Nothing is perfectly pronounced or clear in these portraits. Foreign voices and faceless family members from another time and place remain protected and preserved in the past. Recent recorded conversations in the artists’ mother tongue (or mother’s mother tongue) establish distance and closeness all at once. Even a mournful rendition of John Denver’s “Country Roads, Take Me Home” whistles across a desolate wind which sounds as if it’s blowing in from another dimension way beyond the gallery walls.
If this all sounds elusive, that’s because it is; “the meaning wavers” is a firsthand account of emotions more than events, feelings more than facts. Faded photographs and silhouettes of sound inhabit the dimly lit space, shedding light (and dark) on what is both personal and universal, abstract and figural, real and intangible, when it comes to memory, family, and identity.
The exhibition begins with an imposing image of Makonnen’s old Ethiopian passport practically bulging from the wall, a black-and-white photograph of her as a young student affixed to its sepia page. A magnifying glass is held in place on the document by Makonnen’s now-grown fingers. The glass fails to hone in on any of its details and stops just short of her adolescent face, sparing the government-issued version of herself from further scrutiny. Though the 2019 work is untitled, in parentheses it reads: on closer inspection nothing lines up.
Ramirez’s video “por amor” (2019) shows the artist crouching in a field of exceptionally green grass, vigorously scrubbing her hands—washing her hands of soil, with soil. A conversation in Spanish pipes through the attached headphones, with a single question in English lighting up the audio: She is a neighbor? An older female voice enthusiastically responds: Si, si! All the while, Ramirez continues to clean her hands in the video, seemingly detached from her dialogue in the audio.
Though film and photography make up most of these installations, there is something abstract and mysterious about the work as a whole.
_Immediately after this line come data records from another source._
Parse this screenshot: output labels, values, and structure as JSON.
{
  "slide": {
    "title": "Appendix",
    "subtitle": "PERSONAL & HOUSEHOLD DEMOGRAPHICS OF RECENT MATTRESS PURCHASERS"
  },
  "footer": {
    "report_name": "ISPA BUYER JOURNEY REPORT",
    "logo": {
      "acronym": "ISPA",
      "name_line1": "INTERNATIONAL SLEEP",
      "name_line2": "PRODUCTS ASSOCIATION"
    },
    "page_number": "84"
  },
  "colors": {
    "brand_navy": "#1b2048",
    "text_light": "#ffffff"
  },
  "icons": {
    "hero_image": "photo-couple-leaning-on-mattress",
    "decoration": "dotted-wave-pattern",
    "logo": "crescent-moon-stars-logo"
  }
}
Why would film footage of Makonnen wearing a mask of her own face as a child, for instance, seem more elusive than a blown-up photograph of her mother from many years ago, with her face completely cut out? Or Ramirez’s text about tragedy and estrangement, written as a single strand on the floor, semi-concealed by her own installation, feel like a family secret no one should be allowed to know?
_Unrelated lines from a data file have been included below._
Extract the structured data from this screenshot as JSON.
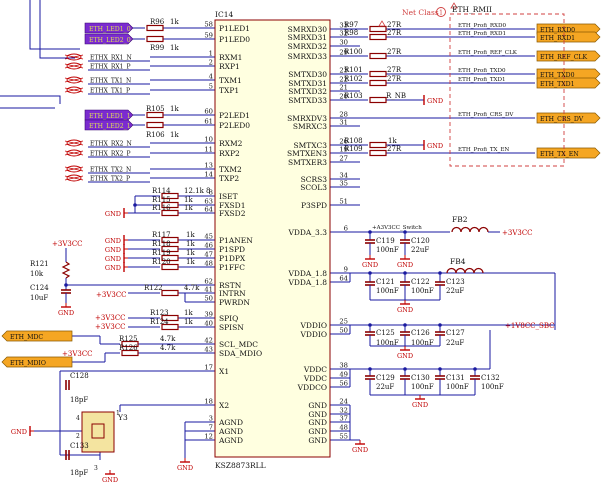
{
  "colors": {
    "wire": "#1a1aa0",
    "part": "#8b0000",
    "ic_fill": "#ffffe0",
    "label_fill": "#f5a623",
    "label_left_fill": "#7b2bd0",
    "gnd": "#c00000",
    "netclass": "#d04040"
  },
  "ic": {
    "designator": "IC14",
    "part_name": "KSZ8873RLL",
    "left_pins": [
      {
        "num": "58",
        "name": "P1LED1"
      },
      {
        "num": "59",
        "name": "P1LED0"
      },
      {
        "num": "1",
        "name": "RXM1"
      },
      {
        "num": "2",
        "name": "RXP1"
      },
      {
        "num": "4",
        "name": "TXM1"
      },
      {
        "num": "5",
        "name": "TXP1"
      },
      {
        "num": "60",
        "name": "P2LED1"
      },
      {
        "num": "61",
        "name": "P2LED0"
      },
      {
        "num": "10",
        "name": "RXM2"
      },
      {
        "num": "11",
        "name": "RXP2"
      },
      {
        "num": "13",
        "name": "TXM2"
      },
      {
        "num": "14",
        "name": "TXP2"
      },
      {
        "num": "8",
        "name": "ISET"
      },
      {
        "num": "63",
        "name": "FXSD1"
      },
      {
        "num": "64",
        "name": "FXSD2"
      },
      {
        "num": "45",
        "name": "P1ANEN"
      },
      {
        "num": "46",
        "name": "P1SPD"
      },
      {
        "num": "47",
        "name": "P1DPX"
      },
      {
        "num": "48",
        "name": "P1FFC"
      },
      {
        "num": "62",
        "name": "RSTN"
      },
      {
        "num": "41",
        "name": "INTRN"
      },
      {
        "num": "50",
        "name": "PWRDN"
      },
      {
        "num": "39",
        "name": "SPIQ"
      },
      {
        "num": "40",
        "name": "SPISN"
      },
      {
        "num": "42",
        "name": "SCL_MDC"
      },
      {
        "num": "43",
        "name": "SDA_MDIO"
      },
      {
        "num": "17",
        "name": "X1"
      },
      {
        "num": "18",
        "name": "X2"
      },
      {
        "num": "3",
        "name": "AGND"
      },
      {
        "num": "7",
        "name": "AGND"
      },
      {
        "num": "12",
        "name": "AGND"
      }
    ],
    "right_pins": [
      {
        "num": "33",
        "name": "SMRXD30"
      },
      {
        "num": "32",
        "name": "SMRXD31"
      },
      {
        "num": "30",
        "name": "SMRXD32"
      },
      {
        "num": "29",
        "name": "SMRXD33"
      },
      {
        "num": "23",
        "name": "SMTXD30"
      },
      {
        "num": "22",
        "name": "SMTXD31"
      },
      {
        "num": "21",
        "name": "SMTXD32"
      },
      {
        "num": "20",
        "name": "SMTXD33"
      },
      {
        "num": "28",
        "name": "SMRXDV3"
      },
      {
        "num": "31",
        "name": "SMRXC3"
      },
      {
        "num": "26",
        "name": "SMTXC3"
      },
      {
        "num": "19",
        "name": "SMTXEN3"
      },
      {
        "num": "27",
        "name": "SMTXER3"
      },
      {
        "num": "34",
        "name": "SCRS3"
      },
      {
        "num": "35",
        "name": "SCOL3"
      },
      {
        "num": "51",
        "name": "P3SPD"
      },
      {
        "num": "6",
        "name": "VDDA_3.3"
      },
      {
        "num": "9",
        "name": "VDDA_1.8"
      },
      {
        "num": "64",
        "name": "VDDA_1.8"
      },
      {
        "num": "25",
        "name": "VDDIO"
      },
      {
        "num": "50",
        "name": "VDDIO"
      },
      {
        "num": "38",
        "name": "VDDC"
      },
      {
        "num": "49",
        "name": "VDDC"
      },
      {
        "num": "56",
        "name": "VDDCO"
      },
      {
        "num": "24",
        "name": "GND"
      },
      {
        "num": "32",
        "name": "GND"
      },
      {
        "num": "37",
        "name": "GND"
      },
      {
        "num": "48",
        "name": "GND"
      },
      {
        "num": "55",
        "name": "GND"
      }
    ]
  },
  "left_labels": [
    {
      "text": "ETH_LED1_0",
      "kind": "label"
    },
    {
      "text": "ETH_LED2_0",
      "kind": "label"
    },
    {
      "text": "ETHX_RX1_N",
      "kind": "diff"
    },
    {
      "text": "ETHX_RX1_P",
      "kind": "diff"
    },
    {
      "text": "ETHX_TX1_N",
      "kind": "diff"
    },
    {
      "text": "ETHX_TX1_P",
      "kind": "diff"
    },
    {
      "text": "ETH_LED1_1",
      "kind": "label"
    },
    {
      "text": "ETH_LED2_1",
      "kind": "label"
    },
    {
      "text": "ETHX_RX2_N",
      "kind": "diff"
    },
    {
      "text": "ETHX_RX2_P",
      "kind": "diff"
    },
    {
      "text": "ETHX_TX2_N",
      "kind": "diff"
    },
    {
      "text": "ETHX_TX2_P",
      "kind": "diff"
    }
  ],
  "left_resistors": [
    {
      "ref": "R96",
      "val": "1k"
    },
    {
      "ref": "R99",
      "val": "1k"
    },
    {
      "ref": "R105",
      "val": "1k"
    },
    {
      "ref": "R106",
      "val": "1k"
    },
    {
      "ref": "R114",
      "val": "12.1k 8"
    },
    {
      "ref": "R115",
      "val": "1k"
    },
    {
      "ref": "R116",
      "val": "1k"
    },
    {
      "ref": "R117",
      "val": "1k"
    },
    {
      "ref": "R118",
      "val": "1k"
    },
    {
      "ref": "R119",
      "val": "1k"
    },
    {
      "ref": "R120",
      "val": "1k"
    },
    {
      "ref": "R122",
      "val": "4.7k"
    },
    {
      "ref": "R123",
      "val": "1k"
    },
    {
      "ref": "R124",
      "val": "1k"
    },
    {
      "ref": "R125",
      "val": "4.7k"
    },
    {
      "ref": "R126",
      "val": "4.7k"
    }
  ],
  "right_resistors": [
    {
      "ref": "R97",
      "val": "27R"
    },
    {
      "ref": "R98",
      "val": "27R"
    },
    {
      "ref": "R100",
      "val": "27R"
    },
    {
      "ref": "R101",
      "val": "27R"
    },
    {
      "ref": "R102",
      "val": "27R"
    },
    {
      "ref": "R103",
      "val": "R_NB"
    },
    {
      "ref": "R108",
      "val": "1k"
    },
    {
      "ref": "R109",
      "val": "27R"
    }
  ],
  "right_nets": [
    "ETH_Profi_RXD0",
    "ETH_Profi_RXD1",
    "ETH_Profi_REF_CLK",
    "ETH_Profi_TXD0",
    "ETH_Profi_TXD1",
    "ETH_Profi_CRS_DV",
    "ETH_Profi_TX_EN"
  ],
  "right_ports": [
    "ETH_RXD0",
    "ETH_RXD1",
    "ETH_REF_CLK",
    "ETH_TXD0",
    "ETH_TXD1",
    "ETH_CRS_DV",
    "ETH_TX_EN"
  ],
  "net_class": {
    "label": "Net Class",
    "name": "ETH_RMII",
    "mark": "1"
  },
  "supplies": {
    "v33": "+3V3CC",
    "v18": "+1V8CC_SBC",
    "a33_switch": "+A3V3CC_Switch",
    "gnd": "GND"
  },
  "caps_power": [
    {
      "ref": "C119",
      "val": "100nF"
    },
    {
      "ref": "C120",
      "val": "22uF"
    },
    {
      "ref": "C121",
      "val": "100nF"
    },
    {
      "ref": "C122",
      "val": "100nF"
    },
    {
      "ref": "C123",
      "val": "22uF"
    },
    {
      "ref": "C125",
      "val": "100nF"
    },
    {
      "ref": "C126",
      "val": "100nF"
    },
    {
      "ref": "C127",
      "val": "22uF"
    },
    {
      "ref": "C129",
      "val": "22uF"
    },
    {
      "ref": "C130",
      "val": "100nF"
    },
    {
      "ref": "C131",
      "val": "100nF"
    },
    {
      "ref": "C132",
      "val": "100nF"
    }
  ],
  "ferrites": [
    "FB2",
    "FB4"
  ],
  "misc": {
    "r121_ref": "R121",
    "r121_val": "10k",
    "c124_ref": "C124",
    "c124_val": "10uF",
    "c128_ref": "C128",
    "c128_val": "18pF",
    "c133_ref": "C133",
    "c133_val": "18pF",
    "crystal": "Y3",
    "mdc": "ETH_MDC",
    "mdio": "ETH_MDIO",
    "xtal_pins": [
      "1",
      "2",
      "3",
      "4"
    ]
  }
}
“Family, loss, and love are universal burdens that we all carry,” says Makonnen. “It’s not about knowing the Salvadoran experience or Ethiopian experience; our hope is that everyone connects to it.”
Rather than work on every piece together for the exhibition, both artists decided early on that an overall collaboration would be most powerful for telling each of their stories. Instead of it being a single experience, two people can be experiencing the work differently, explains Makonnen, pointing out once again that this approach denies the notion of an official story.
“That’s why the meaning wavers; it’s not a fixed thing,” she says. “We wanted the gallery space itself to convey the incommunicable.”
“the meaning wavers” continues through Jan. 9 at Women & Their Work. womenandtheirwork.org